Epilepsy, also called seizure disorder, is a serious illness in which a man experiences a sudden surge of electric activity in the brain, changing how they feel or behave. There are many descriptions of this illness in television (all of which are totally wrong and for storyline reasons only). Being afflicted with the most patchable type of this disorder, the most exact description would be to tighten all your muscles as hard as possible, past the point of distress. You’re beginning to cramp, are’t you? Now conceptualize this: while your muscles are tightening, you’re repeatedly bashing your appendages and your head against other solid things (don’t attempt). His muscles have been stressed to the stage that it distressing to do so, although it’s a disquieting scene to see a guy trying to stand on his own two feet. In order to enlighten some of you about epilepsy, the subsequent list is fifteen facts I’ve learned about epilepsy through injury, research and treatment.

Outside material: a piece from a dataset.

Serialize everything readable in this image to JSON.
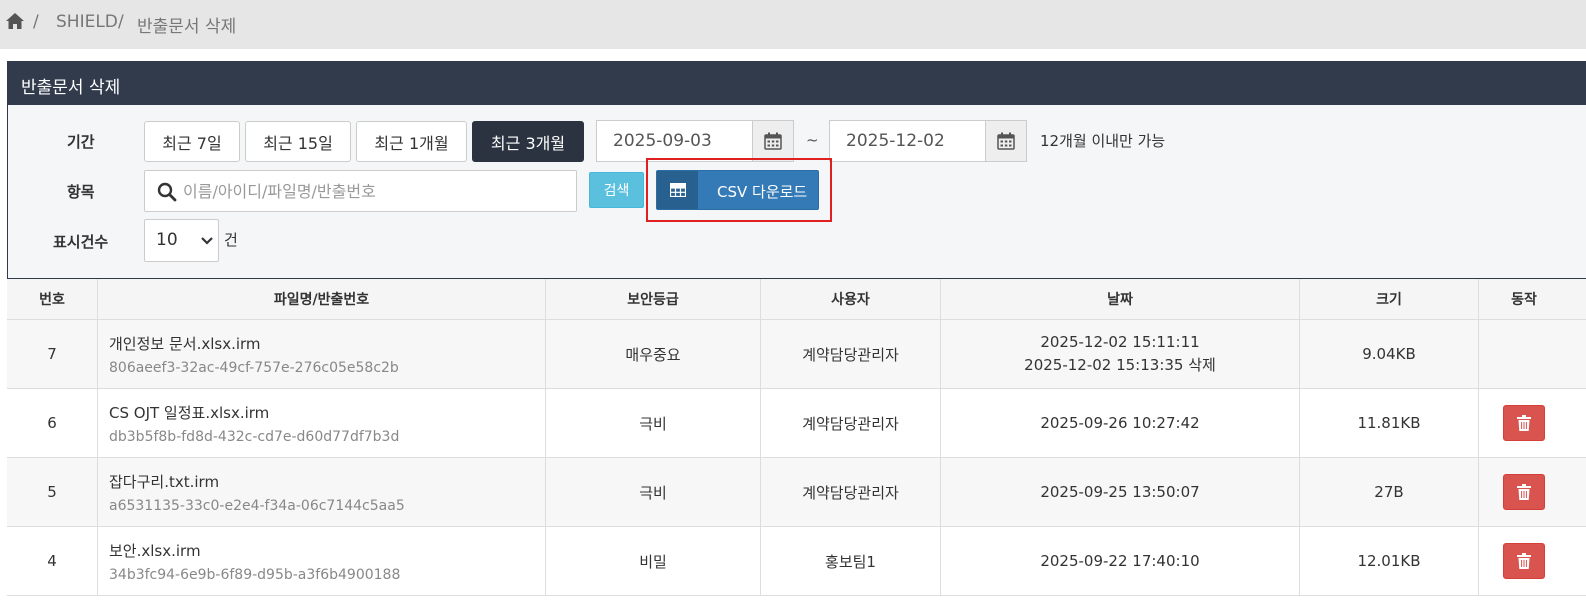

15. Hippocrates wrote the first novel on epilepsy, On the Sacred Disease, around maintaining that people who have epilepsy didn’t have the power of prophecy, understanding that it was a brain disorder and 400 BC.
14. Single tonic-clonic (otherwise referred to as grand mal) seizures lasting less than 5-10 minutes aren’t known to cause brain damage, contrary to the belief that seizures cause brain damage, they’re really more likely to come from head injury.
13. It’s not possible to swallow your tongue during a seizure; you cannot consume your tongue can you?
12. There have been some recent consequences that have induced many to believe epilepsy goes together with depression and stress.
11. Like a diabetic who’s misinterpreted as a drunk driver, epileptics can frequently have a seizure that manifests itself as eccentric behaviour, for example: repeating exactly the same word, not crying, talking gibberish, undressing, or replying to questions. (In my situation I was considered a danger to a whole classroom while I was suffering from a seizure of this nature.)
10. Early in the 19th century, people who have severe epilepsy were cared for in asylums, but among the reasons they were kept independent from psychiatric patients was because of the misconception that seizures were infectious.
9. Everyone is born with a seizure threshold. You’re likely to have a seizure if your threshold is high. Yet specific actions or matters, known as causes, can lower your threshold, including drinking alcohol, sleep deprivation, anxiety, sickness, flickering lights and hormones (for girls mainly) can have an impact on your own seizure threshold.
8. Just in about 30% of instances is the basis for epilepsy driven. In what’s referred to as idiopathic epilepsy, the other 70% remain unanswered.
7. About 1 in 20 epileptics are sensitive to flickering light, or photosensitive epilepsy. Change in light, or the comparison, can activate a seizure.
6. The official colour for Epilepsy Knowledge is Lavender, with the pantone swatch of PMS 2593.
5. Towards the beginning of the 20th century, some US states had laws prohibiting people who have epilepsy become or to marry parents, some allowing sterilization.
4. Seizures have a start, middle, and ending. The start, referred to as the atmosphere, jamais vu and can have hints of the oncoming seizure for example odors, sounds, flavors, lightheadedness, or deja. The center, is the seizure itself, whether it be a simple partial seizure, or a grand mal seizure. The ending of the seizure is called the postictal period and is the brain recuperating, which can take anywhere from seconds to hours and is generally accompanied with disorientation and memory loss.
3. The appropriate treatment for someone having a tonic-clonic seizure isn’t what you see in TV shows (multiple individuals pressing their body weight down on a grabbing man). Here’s what you should do: Pay attention to the length of time the seizure continues, go things they could strike out of the area, just block their means to prevent them from going too far (or into water, fall off a bed, etc.). Place on their side after the episode and do’t place anything in their own mouth. In case it continues for more than five minutes call an ambulance.
2. Diazepam, or Diastat, is the medication used to treat a prolonged seizure or cluster of seizures. It’s a gel provided in a plastic applicator that sadly, needs to be added rectally.
1. Epilepsy is generally not a lifelong illness, with only 25% of those who develop seizures growing not easy to control seizures. And in my experience, those that have seizure disorders that are lifelong have more serious illnesses at play.